Texas lawmakers cleared the way Friday for Gov. Rick Perry to sign into law strict limits on abortion in the country's second-most populous state.
The GOP-led Texas Senate passed House Bill 2, 19-11, one minute before midnight on Friday after debating and tabling 20 amendments. If an amendment had been added to the bill, it would have been sent back to the House.
Protesters packed both the gallery and Capitol rotunda, as well as surrounding the entrances of the building outside, as legislators discussed H.B. 2. The bill bans abortions after 20 weeks of pregnancy, and critics say it could close dozens of clinics by requiring all abortions to take place in surgical centers, which many of the health centers do not qualify as.
The Senate's vote came just two weeks after Democrat State Sen. Wendy Davis successfully stopped a vote on the bill during a filibuster in the Legislature's last special session. The bill now heads to Perry who has already promised to sign it into law. Perry, who called the abortion debate "a human rights issue," ordered lawmakers back to Austin after Davis' filibuster, promising to not let "the unruly actions of a few" stand in the way.
The last special session ended in chaos after the gallery erupted with shouts and applause as midnight neared. Supporters of the bill decried the "unruly mob" that disrupted the vote, and security was increased dramatically at the Capitol as the Senate met for Friday's vote. Items such as tampons, maxi pads, and other items that could be thrown onto the Senate floor were confiscated as members of the public entered the gallery, NBC Dallas-Fort Worth reported. However, guns were still allowed with conceal-and-carry permits due to the state's law.
A lawsuit over the abortion bill is not out of the question: similar 20-week bans have been passed in 10 states since 2010, and courts in Arizona, Georgia, and Idaho have struck them down. Abortion rights advocates have argued the various laws are part of a national effort to chip away at women's rights. Planned Parenthood, which offers abortion services in Texas and elsewhere, will make a decision about filing a lawsuit to stop the law during the 90-day period after the governor signs it but before it takes effect, a spokeswoman told msnbc.

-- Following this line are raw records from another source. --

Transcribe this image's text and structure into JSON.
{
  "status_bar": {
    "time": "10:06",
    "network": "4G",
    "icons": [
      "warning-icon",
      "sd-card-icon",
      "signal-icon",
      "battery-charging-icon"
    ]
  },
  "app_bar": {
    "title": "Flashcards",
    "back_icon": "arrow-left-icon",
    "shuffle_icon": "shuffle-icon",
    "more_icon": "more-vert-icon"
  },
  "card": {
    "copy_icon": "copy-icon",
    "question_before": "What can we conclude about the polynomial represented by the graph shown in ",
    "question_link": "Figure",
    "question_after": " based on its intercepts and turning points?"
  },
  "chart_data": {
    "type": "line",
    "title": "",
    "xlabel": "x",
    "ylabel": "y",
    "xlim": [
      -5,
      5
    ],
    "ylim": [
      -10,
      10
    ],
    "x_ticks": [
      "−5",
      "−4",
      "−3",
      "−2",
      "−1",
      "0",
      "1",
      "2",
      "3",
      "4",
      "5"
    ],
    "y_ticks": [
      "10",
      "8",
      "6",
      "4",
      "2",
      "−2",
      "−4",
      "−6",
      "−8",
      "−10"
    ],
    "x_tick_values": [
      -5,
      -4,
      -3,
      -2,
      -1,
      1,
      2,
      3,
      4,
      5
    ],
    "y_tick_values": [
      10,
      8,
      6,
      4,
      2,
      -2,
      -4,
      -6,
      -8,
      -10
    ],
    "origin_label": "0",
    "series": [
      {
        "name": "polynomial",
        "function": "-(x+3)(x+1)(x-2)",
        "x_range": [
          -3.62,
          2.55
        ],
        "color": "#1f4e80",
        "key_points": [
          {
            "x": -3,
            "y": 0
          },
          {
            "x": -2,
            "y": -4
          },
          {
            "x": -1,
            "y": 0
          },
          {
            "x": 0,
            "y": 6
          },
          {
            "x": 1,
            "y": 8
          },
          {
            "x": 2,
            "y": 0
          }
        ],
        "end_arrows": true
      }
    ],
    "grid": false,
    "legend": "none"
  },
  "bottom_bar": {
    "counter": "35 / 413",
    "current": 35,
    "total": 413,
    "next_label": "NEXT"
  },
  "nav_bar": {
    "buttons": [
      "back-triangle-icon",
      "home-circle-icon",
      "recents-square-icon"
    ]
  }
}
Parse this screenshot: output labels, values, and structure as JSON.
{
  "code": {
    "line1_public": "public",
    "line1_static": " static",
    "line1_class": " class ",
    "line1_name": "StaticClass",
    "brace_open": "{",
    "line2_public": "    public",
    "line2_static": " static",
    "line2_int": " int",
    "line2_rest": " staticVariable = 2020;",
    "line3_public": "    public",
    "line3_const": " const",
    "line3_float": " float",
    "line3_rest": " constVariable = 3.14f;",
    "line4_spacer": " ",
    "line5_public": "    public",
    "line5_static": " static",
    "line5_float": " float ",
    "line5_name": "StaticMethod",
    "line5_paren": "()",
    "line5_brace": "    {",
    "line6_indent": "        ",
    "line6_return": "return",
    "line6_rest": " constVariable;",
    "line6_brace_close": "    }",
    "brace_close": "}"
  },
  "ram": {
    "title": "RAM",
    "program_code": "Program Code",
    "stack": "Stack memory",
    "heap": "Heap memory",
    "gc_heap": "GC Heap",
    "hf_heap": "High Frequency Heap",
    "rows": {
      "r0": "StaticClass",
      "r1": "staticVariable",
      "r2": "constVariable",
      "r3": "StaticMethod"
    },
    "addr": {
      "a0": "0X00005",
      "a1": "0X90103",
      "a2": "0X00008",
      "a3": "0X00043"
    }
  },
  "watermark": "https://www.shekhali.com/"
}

This is the third time the Texas Legislature has debated the restrictions outlined in the abortion bill. State Sen. John Whitmire, who challenged his Republican colleagues during Friday night's debate over their votes to table key amendments, told msnbc.com at the start of the current special session that the abortion measures which were proposed during the regular session were blocked for lack of support. Whitmire noted the two-thirds majority rule was suspended by Texas Lt. Gov. David Dewhurst during the last special session, and a majority vote was put in.
Dewhurst, who lost to Ted Cruz in the 2012 Senate race, is facing strong criticism from his own party over failing to get the abortion bill through to Perry in the last special session, and will fight to defend his seat in next year's primary.
Republican State Sen. Dan Patrick, who announced his campaign for lieutenant governor after the Senate's failure in the last special session, has been vocal about pushing through with the bill. "It's time the pro-life community had their voice heard," Patrick said in a statement.
Texas Democrats expected not to have the votes to stop their GOP colleagues this time around. But they believe the law will be challenged as contravening the abortion rights decided by the Supreme Court in Roe v. Wade.
"As soon as it’s signed by the governor, it will be challenged," State Sen. Royce West told the Associated Press. "We believe the whole bill is unconstitutional."